Stored data
= = = = = = =

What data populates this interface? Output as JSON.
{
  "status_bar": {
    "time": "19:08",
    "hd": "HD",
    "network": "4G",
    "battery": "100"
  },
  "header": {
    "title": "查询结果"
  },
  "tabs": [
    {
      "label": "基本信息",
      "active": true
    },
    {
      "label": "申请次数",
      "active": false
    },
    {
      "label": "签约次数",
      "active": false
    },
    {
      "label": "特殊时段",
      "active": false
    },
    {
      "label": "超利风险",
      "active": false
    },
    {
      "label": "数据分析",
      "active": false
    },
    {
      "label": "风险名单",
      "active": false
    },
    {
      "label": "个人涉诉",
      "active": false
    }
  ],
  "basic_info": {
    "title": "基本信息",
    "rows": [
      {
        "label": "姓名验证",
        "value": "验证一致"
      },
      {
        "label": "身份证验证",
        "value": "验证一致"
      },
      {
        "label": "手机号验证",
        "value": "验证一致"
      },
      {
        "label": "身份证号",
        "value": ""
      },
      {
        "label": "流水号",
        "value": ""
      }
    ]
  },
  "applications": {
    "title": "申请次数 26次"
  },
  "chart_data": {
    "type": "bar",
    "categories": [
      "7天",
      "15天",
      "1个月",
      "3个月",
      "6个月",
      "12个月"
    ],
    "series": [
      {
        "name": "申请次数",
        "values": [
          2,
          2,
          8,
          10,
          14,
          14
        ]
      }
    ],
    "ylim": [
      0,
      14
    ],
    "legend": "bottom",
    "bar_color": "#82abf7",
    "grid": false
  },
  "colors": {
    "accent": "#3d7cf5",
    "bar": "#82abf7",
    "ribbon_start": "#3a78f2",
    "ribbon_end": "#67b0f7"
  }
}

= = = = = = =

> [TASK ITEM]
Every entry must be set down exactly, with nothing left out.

> [PROBLEM SOLUTION]
What data populates this interface? Output as JSON.
{
  "status_bar": {
    "time": "19:08",
    "hd": "HD",
    "network": "4G",
    "battery": "100"
  },
  "header": {
    "title": "查询结果"
  },
  "tabs": [
    {
      "label": "基本信息",
      "active": true
    },
    {
      "label": "申请次数",
      "active": false
    },
    {
      "label": "签约次数",
      "active": false
    },
    {
      "label": "特殊时段",
      "active": false
    },
    {
      "label": "超利风险",
      "active": false
    },
    {
      "label": "数据分析",
      "active": false
    },
    {
      "label": "风险名单",
      "active": false
    },
    {
      "label": "个人涉诉",
      "active": false
    }
  ],
  "basic_info": {
    "title": "基本信息",
    "rows": [
      {
        "label": "姓名验证",
        "value": "验证一致"
      },
      {
        "label": "身份证验证",
        "value": "验证一致"
      },
      {
        "label": "手机号验证",
        "value": "验证一致"
      },
      {
        "label": "身份证号",
        "value": ""
      },
      {
        "label": "流水号",
        "value": ""
      }
    ]
  },
  "applications": {
    "title": "申请次数 26次"
  },
  "chart_data": {
    "type": "bar",
    "categories": [
      "7天",
      "15天",
      "1个月",
      "3个月",
      "6个月",
      "12个月"
    ],
    "series": [
      {
        "name": "申请次数",
        "values": [
          2,
          2,
          8,
          10,
          14,
          14
        ]
      }
    ],
    "ylim": [
      0,
      14
    ],
    "legend": "bottom",
    "bar_color": "#82abf7",
    "grid": false
  },
  "colors": {
    "accent": "#3d7cf5",
    "bar": "#82abf7",
    "ribbon_start": "#3a78f2",
    "ribbon_end": "#67b0f7"
  }
}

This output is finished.